Entries follow. Return each line that contains the word "true".

» **Data supplied**
********************

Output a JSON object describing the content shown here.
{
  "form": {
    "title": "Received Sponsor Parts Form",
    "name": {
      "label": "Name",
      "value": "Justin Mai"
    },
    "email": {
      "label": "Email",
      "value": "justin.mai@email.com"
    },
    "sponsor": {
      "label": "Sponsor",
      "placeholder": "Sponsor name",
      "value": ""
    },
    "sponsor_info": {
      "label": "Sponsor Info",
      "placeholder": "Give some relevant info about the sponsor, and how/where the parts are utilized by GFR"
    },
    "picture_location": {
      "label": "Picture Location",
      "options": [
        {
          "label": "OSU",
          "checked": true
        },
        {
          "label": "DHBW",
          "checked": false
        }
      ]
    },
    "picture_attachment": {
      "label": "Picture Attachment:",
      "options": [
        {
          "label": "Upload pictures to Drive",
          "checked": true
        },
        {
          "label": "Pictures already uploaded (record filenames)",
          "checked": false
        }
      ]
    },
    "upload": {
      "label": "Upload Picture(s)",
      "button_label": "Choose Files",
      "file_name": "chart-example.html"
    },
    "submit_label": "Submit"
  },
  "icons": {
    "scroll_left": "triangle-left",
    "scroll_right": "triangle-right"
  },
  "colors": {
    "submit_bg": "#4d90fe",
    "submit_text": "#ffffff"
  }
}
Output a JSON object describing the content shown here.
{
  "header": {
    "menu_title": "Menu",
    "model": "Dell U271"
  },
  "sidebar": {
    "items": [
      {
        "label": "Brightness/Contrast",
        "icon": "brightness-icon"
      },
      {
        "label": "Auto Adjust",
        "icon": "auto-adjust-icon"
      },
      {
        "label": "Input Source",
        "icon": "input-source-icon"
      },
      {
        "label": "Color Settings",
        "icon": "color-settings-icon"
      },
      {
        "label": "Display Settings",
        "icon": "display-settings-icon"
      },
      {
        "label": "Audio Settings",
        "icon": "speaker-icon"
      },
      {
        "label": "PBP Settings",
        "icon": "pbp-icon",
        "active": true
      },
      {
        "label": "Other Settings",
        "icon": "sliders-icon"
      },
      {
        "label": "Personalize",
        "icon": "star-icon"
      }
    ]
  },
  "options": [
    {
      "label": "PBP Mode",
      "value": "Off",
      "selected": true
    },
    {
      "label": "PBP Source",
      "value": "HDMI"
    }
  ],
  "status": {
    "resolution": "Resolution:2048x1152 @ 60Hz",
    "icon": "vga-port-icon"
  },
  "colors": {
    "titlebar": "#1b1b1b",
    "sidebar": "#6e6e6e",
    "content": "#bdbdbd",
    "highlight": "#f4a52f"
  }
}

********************

» **Response to the task**
          "checked": true
          "checked": true
        "active": true
      "selected": true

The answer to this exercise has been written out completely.